Digital trackers legislative process
There are several websites which monitor and publish EU publications with the aim of making the EU policymaking cycle insightful.
As the EU institutions publish a great number of documents every day, learning how these digital trackers work is essential to gaining insight in the procedures leading to the adoption of legal acts. Below you can read more about the functioning of these trackers and how best to use them!
Commission Work Programme
A good start to any initiative to track the EU policy-making cycle is to take a look at the Commission Work Programme. This work program is published yearly and details what the (legislative) plans of the Commission are the upcoming year.
Consilium is the shared website of the European Council and the Council of the EU. It allows users to search for EU documents, which can be prompted through the use of an interinstitutional code or title. This number is used throughout the EU institutions in order to simplify working procedures.
For example, the (previous) Waste Framework Directive (WFD) is referred to as: 2005/0281/COD.
Furthermore, via the Consilium website, it is possible to gain insight into the agendas, minutes and official documents of the Council of the European Union and Coreper 1 and 2. For example, searching for the interinstitutional number of the WFD returns a significant amount of results. Unlike the other trackers mentioned in this Theory Module, Consilium does not provide an overview or status of a specific EU legislative process. As the main portal for the Council, it is still helpful to visit the website and take account of the latest (legislative) documents by the Council or the European Council.

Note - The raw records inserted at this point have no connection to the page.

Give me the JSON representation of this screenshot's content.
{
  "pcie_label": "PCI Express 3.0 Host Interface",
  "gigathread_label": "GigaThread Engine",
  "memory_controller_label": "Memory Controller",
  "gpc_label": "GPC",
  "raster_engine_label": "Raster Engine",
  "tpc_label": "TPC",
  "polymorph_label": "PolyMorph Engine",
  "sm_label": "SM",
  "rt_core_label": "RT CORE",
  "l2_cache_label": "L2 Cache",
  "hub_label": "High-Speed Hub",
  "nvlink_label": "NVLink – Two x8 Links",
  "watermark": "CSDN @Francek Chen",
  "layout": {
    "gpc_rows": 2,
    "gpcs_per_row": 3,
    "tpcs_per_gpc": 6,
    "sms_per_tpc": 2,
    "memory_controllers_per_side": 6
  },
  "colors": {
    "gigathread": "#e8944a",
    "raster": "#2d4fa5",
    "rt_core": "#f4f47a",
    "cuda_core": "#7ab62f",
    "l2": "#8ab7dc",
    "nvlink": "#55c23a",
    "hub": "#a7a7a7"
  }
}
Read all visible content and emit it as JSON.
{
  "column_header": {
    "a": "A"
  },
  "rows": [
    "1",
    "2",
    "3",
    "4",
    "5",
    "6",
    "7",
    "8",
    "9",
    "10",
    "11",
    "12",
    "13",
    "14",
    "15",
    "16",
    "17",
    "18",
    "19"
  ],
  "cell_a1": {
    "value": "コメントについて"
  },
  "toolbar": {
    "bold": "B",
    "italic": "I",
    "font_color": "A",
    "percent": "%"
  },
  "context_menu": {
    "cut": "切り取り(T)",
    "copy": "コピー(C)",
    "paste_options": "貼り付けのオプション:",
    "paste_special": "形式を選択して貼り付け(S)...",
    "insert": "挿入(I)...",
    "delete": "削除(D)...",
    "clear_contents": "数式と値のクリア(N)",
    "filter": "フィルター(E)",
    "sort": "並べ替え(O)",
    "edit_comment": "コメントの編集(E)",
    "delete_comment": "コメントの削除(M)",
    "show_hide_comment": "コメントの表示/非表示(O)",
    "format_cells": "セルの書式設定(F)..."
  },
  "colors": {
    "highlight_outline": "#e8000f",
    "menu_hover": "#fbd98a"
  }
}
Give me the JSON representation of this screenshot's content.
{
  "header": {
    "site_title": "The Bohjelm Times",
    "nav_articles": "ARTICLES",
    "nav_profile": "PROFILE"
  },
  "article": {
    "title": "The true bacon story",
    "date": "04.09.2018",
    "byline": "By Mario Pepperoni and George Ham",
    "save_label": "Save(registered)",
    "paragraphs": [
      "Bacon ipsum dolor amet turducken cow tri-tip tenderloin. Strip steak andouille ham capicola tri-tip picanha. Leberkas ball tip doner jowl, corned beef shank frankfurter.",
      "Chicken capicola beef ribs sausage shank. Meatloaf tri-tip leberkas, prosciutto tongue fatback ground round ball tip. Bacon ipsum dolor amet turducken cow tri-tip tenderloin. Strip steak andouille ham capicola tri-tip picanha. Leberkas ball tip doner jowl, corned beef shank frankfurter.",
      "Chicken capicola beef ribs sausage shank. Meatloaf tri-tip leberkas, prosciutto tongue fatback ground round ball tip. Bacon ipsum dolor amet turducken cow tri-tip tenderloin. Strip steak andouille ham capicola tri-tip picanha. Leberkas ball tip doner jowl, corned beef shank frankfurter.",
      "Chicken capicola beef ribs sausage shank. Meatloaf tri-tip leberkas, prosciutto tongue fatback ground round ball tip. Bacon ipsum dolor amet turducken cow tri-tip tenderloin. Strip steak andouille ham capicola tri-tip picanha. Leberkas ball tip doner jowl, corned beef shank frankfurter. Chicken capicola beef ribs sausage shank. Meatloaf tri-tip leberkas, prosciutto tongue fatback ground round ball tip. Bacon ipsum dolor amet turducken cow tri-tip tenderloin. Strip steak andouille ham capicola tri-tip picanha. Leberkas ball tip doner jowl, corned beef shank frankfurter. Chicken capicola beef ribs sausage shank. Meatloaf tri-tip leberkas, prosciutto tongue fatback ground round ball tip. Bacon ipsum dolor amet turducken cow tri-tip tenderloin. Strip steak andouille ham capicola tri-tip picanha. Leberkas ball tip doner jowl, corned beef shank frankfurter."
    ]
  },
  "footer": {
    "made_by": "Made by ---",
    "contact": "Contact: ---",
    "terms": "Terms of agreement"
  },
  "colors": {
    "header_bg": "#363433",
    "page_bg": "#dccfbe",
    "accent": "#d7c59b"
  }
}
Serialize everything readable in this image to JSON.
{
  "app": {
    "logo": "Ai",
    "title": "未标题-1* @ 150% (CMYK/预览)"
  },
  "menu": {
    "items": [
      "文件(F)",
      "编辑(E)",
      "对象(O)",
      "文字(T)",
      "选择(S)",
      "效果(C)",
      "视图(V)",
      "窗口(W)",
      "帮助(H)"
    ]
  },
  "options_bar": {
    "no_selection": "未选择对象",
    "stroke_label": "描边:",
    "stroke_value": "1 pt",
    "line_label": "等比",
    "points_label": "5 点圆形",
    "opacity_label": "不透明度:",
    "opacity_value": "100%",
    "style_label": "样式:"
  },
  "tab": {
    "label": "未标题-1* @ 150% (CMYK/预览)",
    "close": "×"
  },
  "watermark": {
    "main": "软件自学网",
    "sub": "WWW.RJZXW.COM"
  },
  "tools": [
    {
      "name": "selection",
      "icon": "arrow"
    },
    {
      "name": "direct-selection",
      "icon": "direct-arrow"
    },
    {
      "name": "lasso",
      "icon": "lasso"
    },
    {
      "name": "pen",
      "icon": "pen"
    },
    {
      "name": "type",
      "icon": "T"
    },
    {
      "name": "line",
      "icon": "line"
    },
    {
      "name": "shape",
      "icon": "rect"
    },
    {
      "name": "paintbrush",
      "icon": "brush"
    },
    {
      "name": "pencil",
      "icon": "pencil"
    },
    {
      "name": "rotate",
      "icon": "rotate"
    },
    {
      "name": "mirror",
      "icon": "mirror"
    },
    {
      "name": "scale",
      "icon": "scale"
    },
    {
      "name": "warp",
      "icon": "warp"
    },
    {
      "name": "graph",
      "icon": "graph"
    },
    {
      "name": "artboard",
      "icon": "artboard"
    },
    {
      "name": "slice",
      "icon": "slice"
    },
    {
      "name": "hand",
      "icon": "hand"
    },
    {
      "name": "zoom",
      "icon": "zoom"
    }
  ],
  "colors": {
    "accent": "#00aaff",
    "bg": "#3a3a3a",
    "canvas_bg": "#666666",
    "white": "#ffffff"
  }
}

This database covers most texts published by the EU-institutions and is updated frequently. Its main source is the Official Journal of the European Union. The site is maintained by the Publications Office of the EU. The Publications Office is an interinstitutional office tasked with publishing the publications of the EU institutions. It allows the user to search for documents using titles, but also interinstitutional codes. Not only is it possible to find all relevant documents usring EUR-Lex, it also possible to monitor the status of EU legislative procedures.
For example, this overview shows how the recent legislative process amending the WFD unfolded between the Commission, Council and Parliament and which positions were taken in the decisionmaking process.
Oeil is the legislative observatory for the European Parliament. It provides roughly the same overview of the EU legislative process as EUR-Lex, but this website is particularly aimed at the European Parliament. It is an especially useful source for information about the EU legislative process within the European Parliament by providing overviews of scheduled debates, votes in parliamentary committees and assigned rapporteurs for specific legislative procedures.
For example, on this webpage, Oeil provides an overview of the legislative process regarding the WFD. Under key events, it shows the particular process the commission proposal went through in the Parliament. Moreover, it shows detailed information about the negotiation teams involved for each of the institutions.
This service is maintained by volunteers who obtain their data from the website of the European Parliament, EP plenary minutes and parliamentary committee agendas. It is a unique tool that combines multiple sources into a comprehensive legislative monitoring instrument.
For example, on the dossier page of the website, it is possible to see the current status of numerous legislative proposals in the EP, including the responsible rapporteur.